[Stored items from a collection]
□ □ □

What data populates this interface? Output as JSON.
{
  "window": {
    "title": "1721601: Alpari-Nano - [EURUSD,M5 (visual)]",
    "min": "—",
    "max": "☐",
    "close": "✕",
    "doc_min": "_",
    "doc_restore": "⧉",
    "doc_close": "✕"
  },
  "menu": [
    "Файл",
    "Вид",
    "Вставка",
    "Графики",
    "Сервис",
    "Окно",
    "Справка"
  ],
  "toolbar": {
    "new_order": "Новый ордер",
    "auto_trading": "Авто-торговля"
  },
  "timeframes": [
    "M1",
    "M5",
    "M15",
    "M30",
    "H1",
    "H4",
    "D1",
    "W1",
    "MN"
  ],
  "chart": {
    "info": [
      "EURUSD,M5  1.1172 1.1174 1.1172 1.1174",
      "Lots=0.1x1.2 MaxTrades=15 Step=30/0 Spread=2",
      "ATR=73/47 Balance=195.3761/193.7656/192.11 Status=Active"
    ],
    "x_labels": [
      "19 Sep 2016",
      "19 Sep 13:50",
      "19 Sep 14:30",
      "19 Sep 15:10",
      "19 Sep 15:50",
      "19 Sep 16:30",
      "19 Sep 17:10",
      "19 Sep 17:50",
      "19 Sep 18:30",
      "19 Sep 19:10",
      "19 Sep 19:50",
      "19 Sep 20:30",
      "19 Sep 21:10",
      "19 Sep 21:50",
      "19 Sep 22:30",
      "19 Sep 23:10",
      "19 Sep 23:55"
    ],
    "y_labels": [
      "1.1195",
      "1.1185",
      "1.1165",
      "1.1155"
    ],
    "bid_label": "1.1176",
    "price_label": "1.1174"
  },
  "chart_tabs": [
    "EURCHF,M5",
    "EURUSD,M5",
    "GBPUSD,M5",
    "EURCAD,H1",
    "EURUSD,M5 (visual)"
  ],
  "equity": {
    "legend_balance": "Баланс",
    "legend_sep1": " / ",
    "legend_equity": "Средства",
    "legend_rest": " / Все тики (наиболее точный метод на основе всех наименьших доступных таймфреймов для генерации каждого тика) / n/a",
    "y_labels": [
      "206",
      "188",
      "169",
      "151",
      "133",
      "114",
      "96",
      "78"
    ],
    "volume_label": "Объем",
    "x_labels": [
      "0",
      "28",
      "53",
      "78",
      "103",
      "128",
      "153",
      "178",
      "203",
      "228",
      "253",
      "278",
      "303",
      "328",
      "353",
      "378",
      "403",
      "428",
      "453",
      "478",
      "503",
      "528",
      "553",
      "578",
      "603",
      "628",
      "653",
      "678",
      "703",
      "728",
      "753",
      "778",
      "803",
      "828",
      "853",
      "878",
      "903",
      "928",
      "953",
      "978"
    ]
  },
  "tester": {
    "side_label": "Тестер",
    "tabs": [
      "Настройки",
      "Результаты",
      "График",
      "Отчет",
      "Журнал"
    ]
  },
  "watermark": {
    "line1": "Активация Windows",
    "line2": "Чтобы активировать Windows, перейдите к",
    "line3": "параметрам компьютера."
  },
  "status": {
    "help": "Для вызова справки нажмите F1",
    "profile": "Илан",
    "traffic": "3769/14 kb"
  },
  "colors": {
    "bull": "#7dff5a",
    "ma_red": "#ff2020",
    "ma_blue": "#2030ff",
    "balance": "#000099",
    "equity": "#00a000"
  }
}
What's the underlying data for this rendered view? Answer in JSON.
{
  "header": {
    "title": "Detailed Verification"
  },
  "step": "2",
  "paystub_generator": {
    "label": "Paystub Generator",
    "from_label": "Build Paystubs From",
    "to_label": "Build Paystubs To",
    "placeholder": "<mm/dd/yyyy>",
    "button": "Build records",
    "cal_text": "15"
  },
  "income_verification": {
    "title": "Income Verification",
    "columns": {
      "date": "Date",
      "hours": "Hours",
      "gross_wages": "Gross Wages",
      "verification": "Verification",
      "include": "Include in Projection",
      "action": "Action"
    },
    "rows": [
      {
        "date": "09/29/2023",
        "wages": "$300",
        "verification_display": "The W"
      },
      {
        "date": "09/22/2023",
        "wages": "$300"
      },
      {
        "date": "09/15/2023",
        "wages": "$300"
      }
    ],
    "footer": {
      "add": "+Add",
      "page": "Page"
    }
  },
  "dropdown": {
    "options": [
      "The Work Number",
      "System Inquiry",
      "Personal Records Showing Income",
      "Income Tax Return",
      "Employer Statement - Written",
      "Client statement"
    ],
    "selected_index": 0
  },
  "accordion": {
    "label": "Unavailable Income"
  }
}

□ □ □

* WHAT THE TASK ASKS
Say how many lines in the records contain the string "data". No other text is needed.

* TASK OUTPUT
2